** Opening Provided entries block **

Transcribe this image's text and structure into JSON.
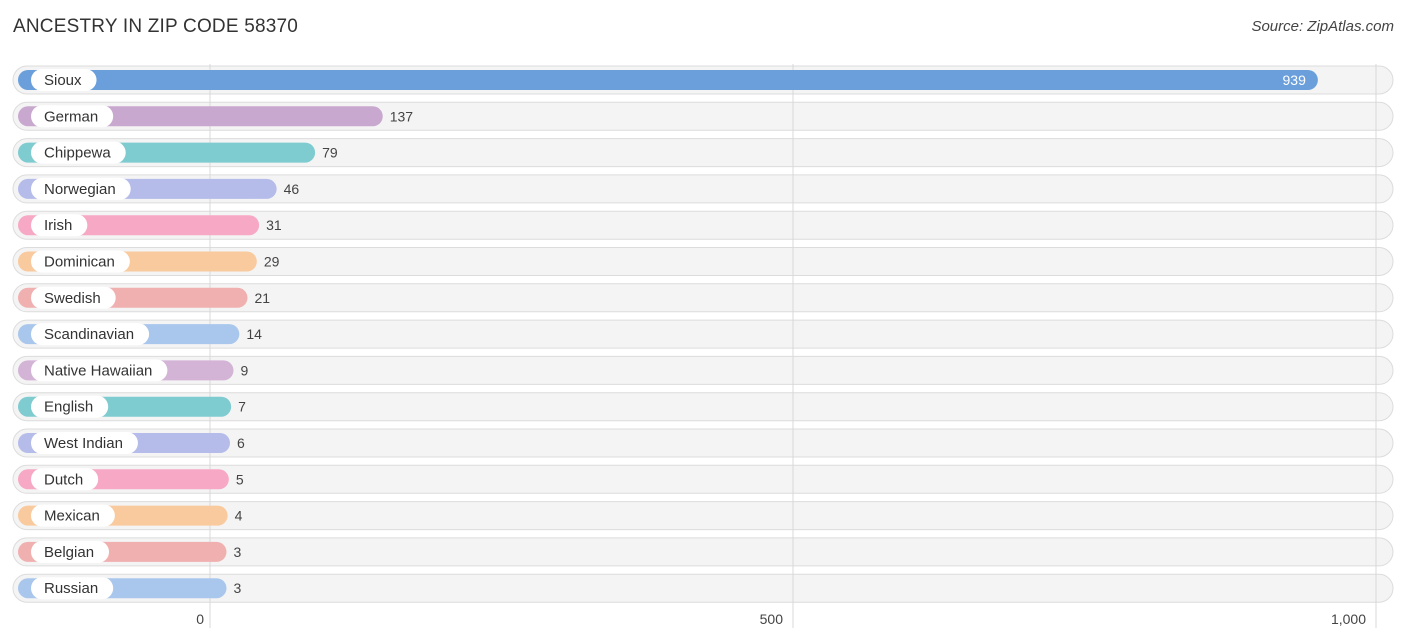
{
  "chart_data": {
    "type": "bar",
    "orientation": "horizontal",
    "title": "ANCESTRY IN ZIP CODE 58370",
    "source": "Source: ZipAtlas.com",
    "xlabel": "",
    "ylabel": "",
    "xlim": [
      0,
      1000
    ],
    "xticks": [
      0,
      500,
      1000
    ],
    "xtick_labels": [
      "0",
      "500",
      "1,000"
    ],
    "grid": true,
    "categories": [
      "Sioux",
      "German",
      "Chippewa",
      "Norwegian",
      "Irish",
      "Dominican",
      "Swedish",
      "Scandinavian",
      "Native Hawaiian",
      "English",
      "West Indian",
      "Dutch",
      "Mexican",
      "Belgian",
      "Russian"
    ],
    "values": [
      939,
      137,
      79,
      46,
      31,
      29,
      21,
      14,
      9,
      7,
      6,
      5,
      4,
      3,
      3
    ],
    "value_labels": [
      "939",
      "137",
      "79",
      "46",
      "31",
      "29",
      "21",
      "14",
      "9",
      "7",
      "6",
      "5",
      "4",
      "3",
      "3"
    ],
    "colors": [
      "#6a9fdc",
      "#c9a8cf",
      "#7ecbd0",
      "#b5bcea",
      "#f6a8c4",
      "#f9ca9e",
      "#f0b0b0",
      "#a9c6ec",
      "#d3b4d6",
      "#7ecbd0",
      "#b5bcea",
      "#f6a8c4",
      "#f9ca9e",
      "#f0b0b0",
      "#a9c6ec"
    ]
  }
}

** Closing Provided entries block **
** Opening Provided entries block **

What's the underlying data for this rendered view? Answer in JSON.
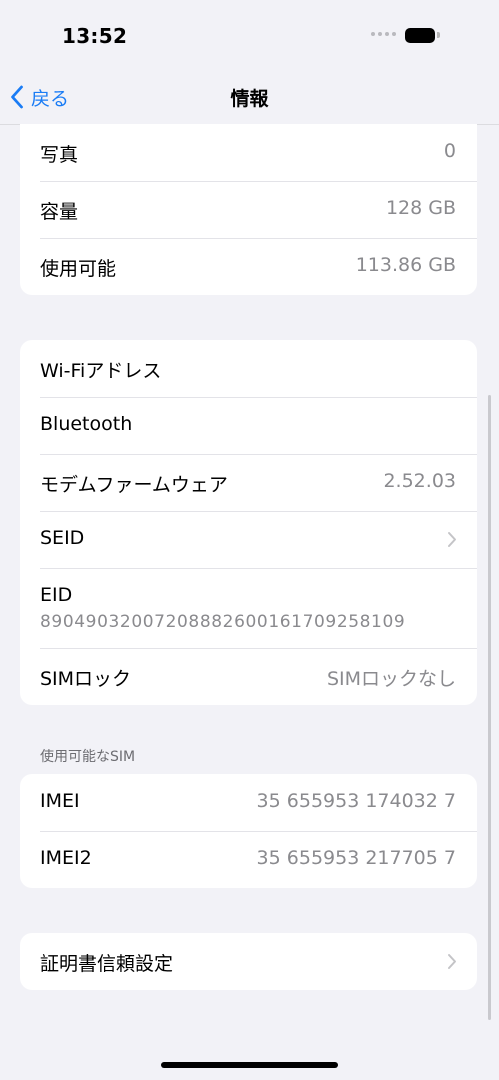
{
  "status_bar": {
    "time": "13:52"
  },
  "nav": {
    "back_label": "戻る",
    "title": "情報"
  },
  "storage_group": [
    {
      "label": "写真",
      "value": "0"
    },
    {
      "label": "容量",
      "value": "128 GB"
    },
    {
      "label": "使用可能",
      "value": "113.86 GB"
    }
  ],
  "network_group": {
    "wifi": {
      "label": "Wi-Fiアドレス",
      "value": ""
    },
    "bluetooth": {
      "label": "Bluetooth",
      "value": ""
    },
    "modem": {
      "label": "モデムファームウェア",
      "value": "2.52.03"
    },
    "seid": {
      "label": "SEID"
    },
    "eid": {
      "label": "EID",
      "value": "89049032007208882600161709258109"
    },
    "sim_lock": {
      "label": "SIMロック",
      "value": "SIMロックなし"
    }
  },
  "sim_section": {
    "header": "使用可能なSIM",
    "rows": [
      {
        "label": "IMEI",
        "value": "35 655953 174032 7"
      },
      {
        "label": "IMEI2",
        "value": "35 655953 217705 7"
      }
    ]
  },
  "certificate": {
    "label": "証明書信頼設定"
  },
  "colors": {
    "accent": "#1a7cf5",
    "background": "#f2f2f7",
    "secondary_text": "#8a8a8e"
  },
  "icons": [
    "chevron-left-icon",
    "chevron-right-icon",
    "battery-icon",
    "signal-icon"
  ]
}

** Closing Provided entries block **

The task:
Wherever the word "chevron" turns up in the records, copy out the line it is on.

Task response:
    "chevron-left-icon",
    "chevron-right-icon",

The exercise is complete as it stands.